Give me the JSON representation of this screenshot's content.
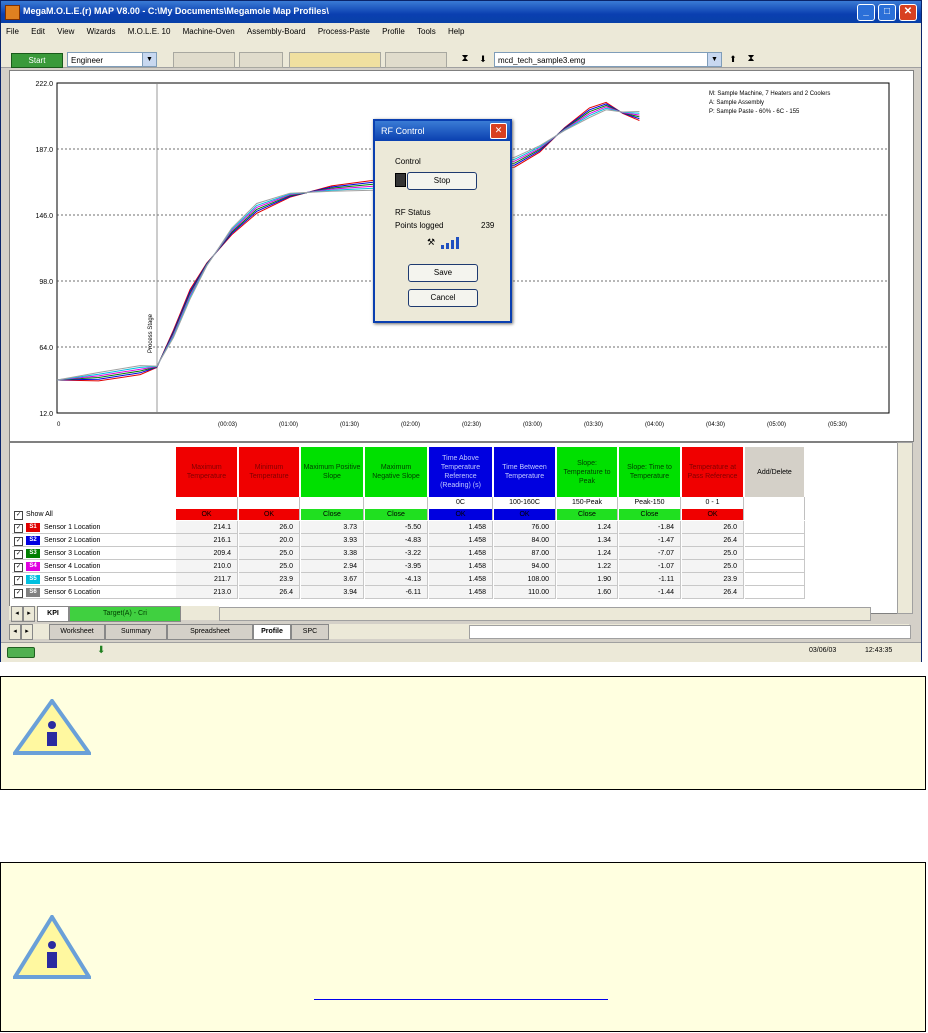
{
  "window": {
    "title": "MegaM.O.L.E.(r) MAP V8.00 - C:\\My Documents\\Megamole Map Profiles\\",
    "minimize": "_",
    "maximize": "□",
    "close": "✕"
  },
  "menu": [
    "File",
    "Edit",
    "View",
    "Wizards",
    "M.O.L.E. 10",
    "Machine-Oven",
    "Assembly-Board",
    "Process-Paste",
    "Profile",
    "Tools",
    "Help"
  ],
  "toolbar": {
    "start_label": "Start",
    "user_combo": "Engineer",
    "file_combo": "mcd_tech_sample3.emg"
  },
  "chart": {
    "y_ticks": [
      "222.0",
      "187.0",
      "146.0",
      "98.0",
      "64.0",
      "12.0"
    ],
    "x_ticks": [
      "0",
      "(00:03)",
      "(01:00)",
      "(01:30)",
      "(02:00)",
      "(02:30)",
      "(03:00)",
      "(03:30)",
      "(04:00)",
      "(04:30)",
      "(05:00)",
      "(05:30)"
    ],
    "legend": [
      "M: Sample Machine, 7 Heaters and 2 Coolers",
      "A: Sample Assembly",
      "P: Sample Paste - 60% - 6C - 155"
    ],
    "annotation": "Process Stage"
  },
  "rf_dialog": {
    "title": "RF Control",
    "close": "✕",
    "control_label": "Control",
    "stop_button": "Stop",
    "status_label": "RF Status",
    "points_logged_label": "Points logged",
    "points_logged_value": "239",
    "save_button": "Save",
    "cancel_button": "Cancel"
  },
  "grid": {
    "show_all": "Show All",
    "columns": [
      {
        "label": "Maximum Temperature",
        "color": "red",
        "spec": "",
        "status": "OK"
      },
      {
        "label": "Minimum Temperature",
        "color": "red",
        "spec": "",
        "status": "OK"
      },
      {
        "label": "Maximum Positive Slope",
        "color": "green",
        "spec": "",
        "status": "Close"
      },
      {
        "label": "Maximum Negative Slope",
        "color": "green",
        "spec": "",
        "status": "Close"
      },
      {
        "label": "Time Above Temperature Reference (Reading) (s)",
        "color": "blue",
        "spec": "0C",
        "status": "OK"
      },
      {
        "label": "Time Between Temperature",
        "color": "blue",
        "spec": "100-160C",
        "status": "OK"
      },
      {
        "label": "Slope: Temperature to Peak",
        "color": "green",
        "spec": "150-Peak",
        "status": "Close"
      },
      {
        "label": "Slope: Time to Temperature",
        "color": "green",
        "spec": "Peak-150",
        "status": "Close"
      },
      {
        "label": "Temperature at Pass Reference",
        "color": "red",
        "spec": "0 - 1",
        "status": "OK"
      },
      {
        "label": "Add/Delete",
        "color": "gray",
        "spec": "",
        "status": ""
      }
    ],
    "rows": [
      {
        "badge": "S1",
        "badge_color": "#e00000",
        "label": "Sensor 1 Location",
        "values": [
          "214.1",
          "26.0",
          "3.73",
          "-5.50",
          "1.458",
          "76.00",
          "1.24",
          "-1.84",
          "26.0"
        ]
      },
      {
        "badge": "S2",
        "badge_color": "#0000e0",
        "label": "Sensor 2 Location",
        "values": [
          "216.1",
          "20.0",
          "3.93",
          "-4.83",
          "1.458",
          "84.00",
          "1.34",
          "-1.47",
          "26.4"
        ]
      },
      {
        "badge": "S3",
        "badge_color": "#008000",
        "label": "Sensor 3 Location",
        "values": [
          "209.4",
          "25.0",
          "3.38",
          "-3.22",
          "1.458",
          "87.00",
          "1.24",
          "-7.07",
          "25.0"
        ]
      },
      {
        "badge": "S4",
        "badge_color": "#e000e0",
        "label": "Sensor 4 Location",
        "values": [
          "210.0",
          "25.0",
          "2.94",
          "-3.95",
          "1.458",
          "94.00",
          "1.22",
          "-1.07",
          "25.0"
        ]
      },
      {
        "badge": "S5",
        "badge_color": "#00c0e0",
        "label": "Sensor 5 Location",
        "values": [
          "211.7",
          "23.9",
          "3.67",
          "-4.13",
          "1.458",
          "108.00",
          "1.90",
          "-1.11",
          "23.9"
        ]
      },
      {
        "badge": "S6",
        "badge_color": "#808080",
        "label": "Sensor 6 Location",
        "values": [
          "213.0",
          "26.4",
          "3.94",
          "-6.11",
          "1.458",
          "110.00",
          "1.60",
          "-1.44",
          "26.4"
        ]
      }
    ]
  },
  "sheet_tabs": [
    "KPI",
    "Target(A) - Cri"
  ],
  "bottom_tabs": [
    "Worksheet",
    "Summary",
    "Spreadsheet",
    "Profile",
    "SPC"
  ],
  "status": {
    "date": "03/06/03",
    "time": "12:43:35"
  },
  "notes": [
    {
      "text": "",
      "link": ""
    },
    {
      "text": "",
      "link": "________________________________"
    }
  ]
}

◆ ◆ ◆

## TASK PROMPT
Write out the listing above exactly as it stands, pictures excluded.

## YOUR RESPONSE
Give me the JSON representation of this screenshot's content.
{
  "window": {
    "title": "MegaM.O.L.E.(r) MAP V8.00 - C:\\My Documents\\Megamole Map Profiles\\",
    "minimize": "_",
    "maximize": "□",
    "close": "✕"
  },
  "menu": [
    "File",
    "Edit",
    "View",
    "Wizards",
    "M.O.L.E. 10",
    "Machine-Oven",
    "Assembly-Board",
    "Process-Paste",
    "Profile",
    "Tools",
    "Help"
  ],
  "toolbar": {
    "start_label": "Start",
    "user_combo": "Engineer",
    "file_combo": "mcd_tech_sample3.emg"
  },
  "chart": {
    "y_ticks": [
      "222.0",
      "187.0",
      "146.0",
      "98.0",
      "64.0",
      "12.0"
    ],
    "x_ticks": [
      "0",
      "(00:03)",
      "(01:00)",
      "(01:30)",
      "(02:00)",
      "(02:30)",
      "(03:00)",
      "(03:30)",
      "(04:00)",
      "(04:30)",
      "(05:00)",
      "(05:30)"
    ],
    "legend": [
      "M: Sample Machine, 7 Heaters and 2 Coolers",
      "A: Sample Assembly",
      "P: Sample Paste - 60% - 6C - 155"
    ],
    "annotation": "Process Stage"
  },
  "rf_dialog": {
    "title": "RF Control",
    "close": "✕",
    "control_label": "Control",
    "stop_button": "Stop",
    "status_label": "RF Status",
    "points_logged_label": "Points logged",
    "points_logged_value": "239",
    "save_button": "Save",
    "cancel_button": "Cancel"
  },
  "grid": {
    "show_all": "Show All",
    "columns": [
      {
        "label": "Maximum Temperature",
        "color": "red",
        "spec": "",
        "status": "OK"
      },
      {
        "label": "Minimum Temperature",
        "color": "red",
        "spec": "",
        "status": "OK"
      },
      {
        "label": "Maximum Positive Slope",
        "color": "green",
        "spec": "",
        "status": "Close"
      },
      {
        "label": "Maximum Negative Slope",
        "color": "green",
        "spec": "",
        "status": "Close"
      },
      {
        "label": "Time Above Temperature Reference (Reading) (s)",
        "color": "blue",
        "spec": "0C",
        "status": "OK"
      },
      {
        "label": "Time Between Temperature",
        "color": "blue",
        "spec": "100-160C",
        "status": "OK"
      },
      {
        "label": "Slope: Temperature to Peak",
        "color": "green",
        "spec": "150-Peak",
        "status": "Close"
      },
      {
        "label": "Slope: Time to Temperature",
        "color": "green",
        "spec": "Peak-150",
        "status": "Close"
      },
      {
        "label": "Temperature at Pass Reference",
        "color": "red",
        "spec": "0 - 1",
        "status": "OK"
      },
      {
        "label": "Add/Delete",
        "color": "gray",
        "spec": "",
        "status": ""
      }
    ],
    "rows": [
      {
        "badge": "S1",
        "badge_color": "#e00000",
        "label": "Sensor 1 Location",
        "values": [
          "214.1",
          "26.0",
          "3.73",
          "-5.50",
          "1.458",
          "76.00",
          "1.24",
          "-1.84",
          "26.0"
        ]
      },
      {
        "badge": "S2",
        "badge_color": "#0000e0",
        "label": "Sensor 2 Location",
        "values": [
          "216.1",
          "20.0",
          "3.93",
          "-4.83",
          "1.458",
          "84.00",
          "1.34",
          "-1.47",
          "26.4"
        ]
      },
      {
        "badge": "S3",
        "badge_color": "#008000",
        "label": "Sensor 3 Location",
        "values": [
          "209.4",
          "25.0",
          "3.38",
          "-3.22",
          "1.458",
          "87.00",
          "1.24",
          "-7.07",
          "25.0"
        ]
      },
      {
        "badge": "S4",
        "badge_color": "#e000e0",
        "label": "Sensor 4 Location",
        "values": [
          "210.0",
          "25.0",
          "2.94",
          "-3.95",
          "1.458",
          "94.00",
          "1.22",
          "-1.07",
          "25.0"
        ]
      },
      {
        "badge": "S5",
        "badge_color": "#00c0e0",
        "label": "Sensor 5 Location",
        "values": [
          "211.7",
          "23.9",
          "3.67",
          "-4.13",
          "1.458",
          "108.00",
          "1.90",
          "-1.11",
          "23.9"
        ]
      },
      {
        "badge": "S6",
        "badge_color": "#808080",
        "label": "Sensor 6 Location",
        "values": [
          "213.0",
          "26.4",
          "3.94",
          "-6.11",
          "1.458",
          "110.00",
          "1.60",
          "-1.44",
          "26.4"
        ]
      }
    ]
  },
  "sheet_tabs": [
    "KPI",
    "Target(A) - Cri"
  ],
  "bottom_tabs": [
    "Worksheet",
    "Summary",
    "Spreadsheet",
    "Profile",
    "SPC"
  ],
  "status": {
    "date": "03/06/03",
    "time": "12:43:35"
  },
  "notes": [
    {
      "text": "",
      "link": ""
    },
    {
      "text": "",
      "link": "________________________________"
    }
  ]
}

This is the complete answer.